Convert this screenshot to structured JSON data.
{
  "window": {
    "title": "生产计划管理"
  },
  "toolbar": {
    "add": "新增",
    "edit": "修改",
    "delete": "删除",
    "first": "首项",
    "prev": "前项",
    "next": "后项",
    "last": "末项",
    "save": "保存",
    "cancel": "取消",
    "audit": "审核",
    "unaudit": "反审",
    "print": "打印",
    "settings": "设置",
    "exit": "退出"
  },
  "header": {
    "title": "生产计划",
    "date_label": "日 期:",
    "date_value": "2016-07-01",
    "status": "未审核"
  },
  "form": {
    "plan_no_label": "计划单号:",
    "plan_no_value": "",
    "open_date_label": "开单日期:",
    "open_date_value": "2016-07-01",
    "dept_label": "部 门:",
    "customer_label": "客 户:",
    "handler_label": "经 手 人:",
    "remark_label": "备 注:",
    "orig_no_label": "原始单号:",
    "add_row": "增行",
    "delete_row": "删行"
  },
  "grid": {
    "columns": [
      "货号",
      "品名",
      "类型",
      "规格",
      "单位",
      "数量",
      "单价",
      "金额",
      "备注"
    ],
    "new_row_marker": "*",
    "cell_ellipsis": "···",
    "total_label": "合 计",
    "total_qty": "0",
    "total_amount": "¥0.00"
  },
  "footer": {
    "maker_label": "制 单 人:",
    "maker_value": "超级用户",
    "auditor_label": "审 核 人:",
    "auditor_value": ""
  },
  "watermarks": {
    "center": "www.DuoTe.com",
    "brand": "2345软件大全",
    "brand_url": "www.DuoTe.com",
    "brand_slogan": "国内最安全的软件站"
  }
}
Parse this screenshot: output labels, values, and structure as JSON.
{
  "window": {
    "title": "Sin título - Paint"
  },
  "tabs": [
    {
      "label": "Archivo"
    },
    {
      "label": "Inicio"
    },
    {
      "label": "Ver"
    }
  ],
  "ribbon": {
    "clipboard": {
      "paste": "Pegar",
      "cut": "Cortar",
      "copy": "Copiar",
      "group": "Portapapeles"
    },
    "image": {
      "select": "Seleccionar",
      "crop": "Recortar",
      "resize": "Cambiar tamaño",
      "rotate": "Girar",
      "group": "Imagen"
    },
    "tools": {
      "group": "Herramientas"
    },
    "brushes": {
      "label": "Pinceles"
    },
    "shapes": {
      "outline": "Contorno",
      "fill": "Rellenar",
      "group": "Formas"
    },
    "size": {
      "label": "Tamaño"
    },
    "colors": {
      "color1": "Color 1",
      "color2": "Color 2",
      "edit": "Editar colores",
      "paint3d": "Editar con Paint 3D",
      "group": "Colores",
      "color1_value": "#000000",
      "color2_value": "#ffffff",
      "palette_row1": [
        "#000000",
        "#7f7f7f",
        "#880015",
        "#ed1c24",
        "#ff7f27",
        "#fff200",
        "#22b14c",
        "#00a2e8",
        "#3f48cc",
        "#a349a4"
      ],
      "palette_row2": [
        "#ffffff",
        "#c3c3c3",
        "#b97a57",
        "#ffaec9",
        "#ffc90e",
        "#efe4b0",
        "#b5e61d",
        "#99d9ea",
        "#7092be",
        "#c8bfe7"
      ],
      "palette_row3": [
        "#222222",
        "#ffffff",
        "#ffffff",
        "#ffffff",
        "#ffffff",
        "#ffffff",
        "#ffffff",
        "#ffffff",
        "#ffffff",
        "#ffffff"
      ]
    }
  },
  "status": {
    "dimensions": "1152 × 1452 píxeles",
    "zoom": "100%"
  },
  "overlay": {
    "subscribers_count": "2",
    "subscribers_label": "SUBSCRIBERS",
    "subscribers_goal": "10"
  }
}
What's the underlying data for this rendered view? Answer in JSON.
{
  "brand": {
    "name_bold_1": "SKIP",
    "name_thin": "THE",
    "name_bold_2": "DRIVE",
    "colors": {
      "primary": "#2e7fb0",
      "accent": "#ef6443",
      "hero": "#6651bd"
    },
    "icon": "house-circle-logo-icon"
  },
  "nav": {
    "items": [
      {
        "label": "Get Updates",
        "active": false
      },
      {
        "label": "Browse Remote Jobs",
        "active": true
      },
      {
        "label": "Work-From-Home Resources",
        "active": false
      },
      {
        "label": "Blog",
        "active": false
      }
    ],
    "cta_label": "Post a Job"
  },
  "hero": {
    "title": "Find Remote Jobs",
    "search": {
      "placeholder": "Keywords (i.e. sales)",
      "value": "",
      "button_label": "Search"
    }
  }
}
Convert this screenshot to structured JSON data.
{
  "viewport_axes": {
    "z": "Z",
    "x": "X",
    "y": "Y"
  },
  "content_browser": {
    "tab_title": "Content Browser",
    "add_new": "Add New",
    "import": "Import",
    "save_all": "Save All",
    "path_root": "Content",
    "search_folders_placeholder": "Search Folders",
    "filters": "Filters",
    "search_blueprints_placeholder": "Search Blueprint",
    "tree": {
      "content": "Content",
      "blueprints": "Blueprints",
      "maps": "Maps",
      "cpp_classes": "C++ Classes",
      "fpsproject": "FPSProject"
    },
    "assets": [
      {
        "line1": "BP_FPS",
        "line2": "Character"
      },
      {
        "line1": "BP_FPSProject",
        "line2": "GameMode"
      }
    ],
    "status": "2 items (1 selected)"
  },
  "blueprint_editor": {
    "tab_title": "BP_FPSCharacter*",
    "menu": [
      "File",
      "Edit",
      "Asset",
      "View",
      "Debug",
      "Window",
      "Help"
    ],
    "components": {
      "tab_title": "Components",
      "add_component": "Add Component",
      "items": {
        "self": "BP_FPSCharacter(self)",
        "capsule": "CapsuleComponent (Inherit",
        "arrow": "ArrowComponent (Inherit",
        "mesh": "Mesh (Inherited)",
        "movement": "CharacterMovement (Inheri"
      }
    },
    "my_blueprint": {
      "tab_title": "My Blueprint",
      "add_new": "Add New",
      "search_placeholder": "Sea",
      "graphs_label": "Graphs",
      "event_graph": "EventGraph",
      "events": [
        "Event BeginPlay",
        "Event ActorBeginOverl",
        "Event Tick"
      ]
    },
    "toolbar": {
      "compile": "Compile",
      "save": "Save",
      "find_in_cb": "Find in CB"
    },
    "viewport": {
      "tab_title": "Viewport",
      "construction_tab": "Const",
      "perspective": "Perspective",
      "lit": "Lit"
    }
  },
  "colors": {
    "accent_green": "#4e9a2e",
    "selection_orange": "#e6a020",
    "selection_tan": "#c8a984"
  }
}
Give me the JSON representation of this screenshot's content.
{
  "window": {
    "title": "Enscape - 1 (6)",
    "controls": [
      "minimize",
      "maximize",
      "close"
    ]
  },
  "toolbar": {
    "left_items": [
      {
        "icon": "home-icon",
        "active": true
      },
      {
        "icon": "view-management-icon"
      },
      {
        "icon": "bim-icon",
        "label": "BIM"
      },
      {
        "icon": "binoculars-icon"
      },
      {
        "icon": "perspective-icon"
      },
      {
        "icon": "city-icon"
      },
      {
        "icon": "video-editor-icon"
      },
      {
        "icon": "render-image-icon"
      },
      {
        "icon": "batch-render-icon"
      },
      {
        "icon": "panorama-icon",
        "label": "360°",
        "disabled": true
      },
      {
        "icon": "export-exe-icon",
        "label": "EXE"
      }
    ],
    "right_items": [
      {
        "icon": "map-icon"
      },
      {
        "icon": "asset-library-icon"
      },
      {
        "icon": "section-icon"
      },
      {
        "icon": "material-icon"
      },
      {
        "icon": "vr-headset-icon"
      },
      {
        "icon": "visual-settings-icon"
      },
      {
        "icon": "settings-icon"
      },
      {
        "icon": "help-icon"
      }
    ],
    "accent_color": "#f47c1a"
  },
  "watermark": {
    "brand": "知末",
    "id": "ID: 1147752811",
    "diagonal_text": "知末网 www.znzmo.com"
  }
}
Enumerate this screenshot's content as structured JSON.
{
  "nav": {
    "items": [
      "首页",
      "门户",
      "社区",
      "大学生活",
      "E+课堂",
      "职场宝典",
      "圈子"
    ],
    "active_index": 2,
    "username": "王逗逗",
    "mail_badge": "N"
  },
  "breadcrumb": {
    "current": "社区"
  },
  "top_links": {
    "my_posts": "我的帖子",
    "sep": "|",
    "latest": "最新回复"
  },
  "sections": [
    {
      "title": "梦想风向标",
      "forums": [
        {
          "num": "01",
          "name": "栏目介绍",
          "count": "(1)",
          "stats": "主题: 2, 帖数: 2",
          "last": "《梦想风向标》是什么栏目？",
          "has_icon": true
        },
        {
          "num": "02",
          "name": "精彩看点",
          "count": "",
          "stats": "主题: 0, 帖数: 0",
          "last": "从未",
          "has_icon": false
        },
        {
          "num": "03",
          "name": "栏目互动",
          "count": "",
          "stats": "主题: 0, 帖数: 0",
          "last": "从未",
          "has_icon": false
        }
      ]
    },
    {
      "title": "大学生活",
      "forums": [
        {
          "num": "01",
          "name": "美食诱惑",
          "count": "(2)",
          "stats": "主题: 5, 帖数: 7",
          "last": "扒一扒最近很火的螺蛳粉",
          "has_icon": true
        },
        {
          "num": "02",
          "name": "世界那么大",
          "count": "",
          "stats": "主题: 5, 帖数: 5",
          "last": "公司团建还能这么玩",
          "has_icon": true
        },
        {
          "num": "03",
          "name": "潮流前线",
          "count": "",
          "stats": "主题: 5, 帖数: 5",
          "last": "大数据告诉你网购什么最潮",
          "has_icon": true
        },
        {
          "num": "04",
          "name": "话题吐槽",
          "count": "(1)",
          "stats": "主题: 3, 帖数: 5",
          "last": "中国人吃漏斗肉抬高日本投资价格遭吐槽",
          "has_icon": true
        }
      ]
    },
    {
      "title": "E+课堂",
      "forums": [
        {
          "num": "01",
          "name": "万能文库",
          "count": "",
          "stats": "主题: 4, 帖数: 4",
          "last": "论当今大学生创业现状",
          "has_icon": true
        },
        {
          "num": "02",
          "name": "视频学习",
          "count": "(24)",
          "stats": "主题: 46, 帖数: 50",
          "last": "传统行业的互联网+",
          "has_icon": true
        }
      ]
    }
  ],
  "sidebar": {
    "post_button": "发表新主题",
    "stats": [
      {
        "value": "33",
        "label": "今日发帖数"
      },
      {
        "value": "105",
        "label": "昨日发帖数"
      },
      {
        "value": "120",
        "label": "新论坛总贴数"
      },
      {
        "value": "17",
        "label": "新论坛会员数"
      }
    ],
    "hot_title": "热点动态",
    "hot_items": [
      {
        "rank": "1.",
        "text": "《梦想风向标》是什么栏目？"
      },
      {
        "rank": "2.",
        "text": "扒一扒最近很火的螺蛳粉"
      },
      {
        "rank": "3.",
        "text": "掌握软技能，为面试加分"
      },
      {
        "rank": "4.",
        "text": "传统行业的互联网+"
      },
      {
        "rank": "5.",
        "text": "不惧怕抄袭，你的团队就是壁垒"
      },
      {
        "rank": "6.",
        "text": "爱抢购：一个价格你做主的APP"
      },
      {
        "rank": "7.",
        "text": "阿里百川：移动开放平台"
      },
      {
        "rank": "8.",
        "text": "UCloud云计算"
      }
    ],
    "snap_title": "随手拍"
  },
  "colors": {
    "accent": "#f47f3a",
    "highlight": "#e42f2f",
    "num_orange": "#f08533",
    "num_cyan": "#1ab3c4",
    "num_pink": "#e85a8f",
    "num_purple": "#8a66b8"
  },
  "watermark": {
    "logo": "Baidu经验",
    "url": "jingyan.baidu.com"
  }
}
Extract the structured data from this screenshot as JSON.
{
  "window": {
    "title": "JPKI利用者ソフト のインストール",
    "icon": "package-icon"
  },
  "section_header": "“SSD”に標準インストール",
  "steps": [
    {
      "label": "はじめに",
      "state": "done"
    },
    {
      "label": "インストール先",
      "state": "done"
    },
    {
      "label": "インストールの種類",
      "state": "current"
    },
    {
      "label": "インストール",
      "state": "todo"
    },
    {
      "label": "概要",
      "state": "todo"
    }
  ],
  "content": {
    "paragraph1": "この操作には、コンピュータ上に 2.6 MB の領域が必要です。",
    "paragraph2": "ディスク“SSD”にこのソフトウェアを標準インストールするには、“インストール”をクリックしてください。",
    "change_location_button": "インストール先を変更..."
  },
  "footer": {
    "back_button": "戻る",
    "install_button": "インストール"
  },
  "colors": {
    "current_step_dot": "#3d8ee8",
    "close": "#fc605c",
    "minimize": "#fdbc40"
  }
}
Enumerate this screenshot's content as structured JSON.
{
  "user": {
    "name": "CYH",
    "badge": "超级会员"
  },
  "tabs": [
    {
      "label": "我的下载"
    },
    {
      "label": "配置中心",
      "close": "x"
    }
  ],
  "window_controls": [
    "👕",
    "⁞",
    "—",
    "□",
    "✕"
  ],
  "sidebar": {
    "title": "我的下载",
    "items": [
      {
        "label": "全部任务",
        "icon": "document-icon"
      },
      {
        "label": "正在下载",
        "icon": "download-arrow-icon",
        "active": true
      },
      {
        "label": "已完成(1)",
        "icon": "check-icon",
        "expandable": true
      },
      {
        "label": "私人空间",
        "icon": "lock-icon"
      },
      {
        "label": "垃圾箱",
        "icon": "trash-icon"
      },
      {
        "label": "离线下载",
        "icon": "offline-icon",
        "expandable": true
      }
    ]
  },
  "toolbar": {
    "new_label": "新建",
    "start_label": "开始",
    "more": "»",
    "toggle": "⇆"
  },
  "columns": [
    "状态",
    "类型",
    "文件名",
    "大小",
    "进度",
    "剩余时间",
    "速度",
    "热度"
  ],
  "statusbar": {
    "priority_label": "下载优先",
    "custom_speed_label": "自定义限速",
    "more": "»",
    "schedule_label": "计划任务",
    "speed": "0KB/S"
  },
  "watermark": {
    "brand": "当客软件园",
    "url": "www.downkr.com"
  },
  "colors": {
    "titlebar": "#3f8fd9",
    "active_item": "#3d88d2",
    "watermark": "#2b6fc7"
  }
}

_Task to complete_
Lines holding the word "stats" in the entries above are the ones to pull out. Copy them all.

_Final answer_
          "stats": "主题: 2, 帖数: 2",
          "stats": "主题: 0, 帖数: 0",
          "stats": "主题: 0, 帖数: 0",
          "stats": "主题: 5, 帖数: 7",
          "stats": "主题: 5, 帖数: 5",
          "stats": "主题: 5, 帖数: 5",
          "stats": "主题: 3, 帖数: 5",
          "stats": "主题: 4, 帖数: 4",
          "stats": "主题: 46, 帖数: 50",
    "stats": [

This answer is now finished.